[Aim of the exercise]
Every line of the data must be copied exactly.

Element data from apps and pages
===============

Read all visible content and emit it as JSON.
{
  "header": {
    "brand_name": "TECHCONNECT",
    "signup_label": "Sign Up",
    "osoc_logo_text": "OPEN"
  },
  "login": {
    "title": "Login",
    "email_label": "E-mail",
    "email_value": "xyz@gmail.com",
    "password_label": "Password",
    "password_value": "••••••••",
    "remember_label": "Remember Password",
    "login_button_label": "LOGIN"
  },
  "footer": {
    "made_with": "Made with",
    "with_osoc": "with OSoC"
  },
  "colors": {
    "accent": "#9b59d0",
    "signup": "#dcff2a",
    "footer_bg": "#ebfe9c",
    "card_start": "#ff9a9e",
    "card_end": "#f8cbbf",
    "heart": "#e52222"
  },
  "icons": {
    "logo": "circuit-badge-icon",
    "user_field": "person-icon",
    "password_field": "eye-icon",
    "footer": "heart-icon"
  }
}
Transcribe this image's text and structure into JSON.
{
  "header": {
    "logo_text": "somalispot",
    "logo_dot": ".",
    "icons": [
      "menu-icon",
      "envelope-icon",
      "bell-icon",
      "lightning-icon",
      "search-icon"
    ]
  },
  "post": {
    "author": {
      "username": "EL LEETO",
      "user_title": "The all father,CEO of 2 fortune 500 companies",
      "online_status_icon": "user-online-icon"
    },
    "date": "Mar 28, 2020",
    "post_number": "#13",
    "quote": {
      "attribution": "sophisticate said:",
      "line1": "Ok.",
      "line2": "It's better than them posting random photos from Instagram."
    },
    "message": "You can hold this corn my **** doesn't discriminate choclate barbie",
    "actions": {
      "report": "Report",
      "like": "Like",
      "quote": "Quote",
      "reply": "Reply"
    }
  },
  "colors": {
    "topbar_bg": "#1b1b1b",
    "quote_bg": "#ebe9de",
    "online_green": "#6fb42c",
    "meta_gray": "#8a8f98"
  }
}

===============

[Result below]
Read all visible content and emit it as JSON.
{
  "header": {
    "brand_name": "TECHCONNECT",
    "signup_label": "Sign Up",
    "osoc_logo_text": "OPEN"
  },
  "login": {
    "title": "Login",
    "email_label": "E-mail",
    "email_value": "xyz@gmail.com",
    "password_label": "Password",
    "password_value": "••••••••",
    "remember_label": "Remember Password",
    "login_button_label": "LOGIN"
  },
  "footer": {
    "made_with": "Made with",
    "with_osoc": "with OSoC"
  },
  "colors": {
    "accent": "#9b59d0",
    "signup": "#dcff2a",
    "footer_bg": "#ebfe9c",
    "card_start": "#ff9a9e",
    "card_end": "#f8cbbf",
    "heart": "#e52222"
  },
  "icons": {
    "logo": "circuit-badge-icon",
    "user_field": "person-icon",
    "password_field": "eye-icon",
    "footer": "heart-icon"
  }
}
Transcribe this image's text and structure into JSON.
{
  "header": {
    "logo_text": "somalispot",
    "logo_dot": ".",
    "icons": [
      "menu-icon",
      "envelope-icon",
      "bell-icon",
      "lightning-icon",
      "search-icon"
    ]
  },
  "post": {
    "author": {
      "username": "EL LEETO",
      "user_title": "The all father,CEO of 2 fortune 500 companies",
      "online_status_icon": "user-online-icon"
    },
    "date": "Mar 28, 2020",
    "post_number": "#13",
    "quote": {
      "attribution": "sophisticate said:",
      "line1": "Ok.",
      "line2": "It's better than them posting random photos from Instagram."
    },
    "message": "You can hold this corn my **** doesn't discriminate choclate barbie",
    "actions": {
      "report": "Report",
      "like": "Like",
      "quote": "Quote",
      "reply": "Reply"
    }
  },
  "colors": {
    "topbar_bg": "#1b1b1b",
    "quote_bg": "#ebe9de",
    "online_green": "#6fb42c",
    "meta_gray": "#8a8f98"
  }
}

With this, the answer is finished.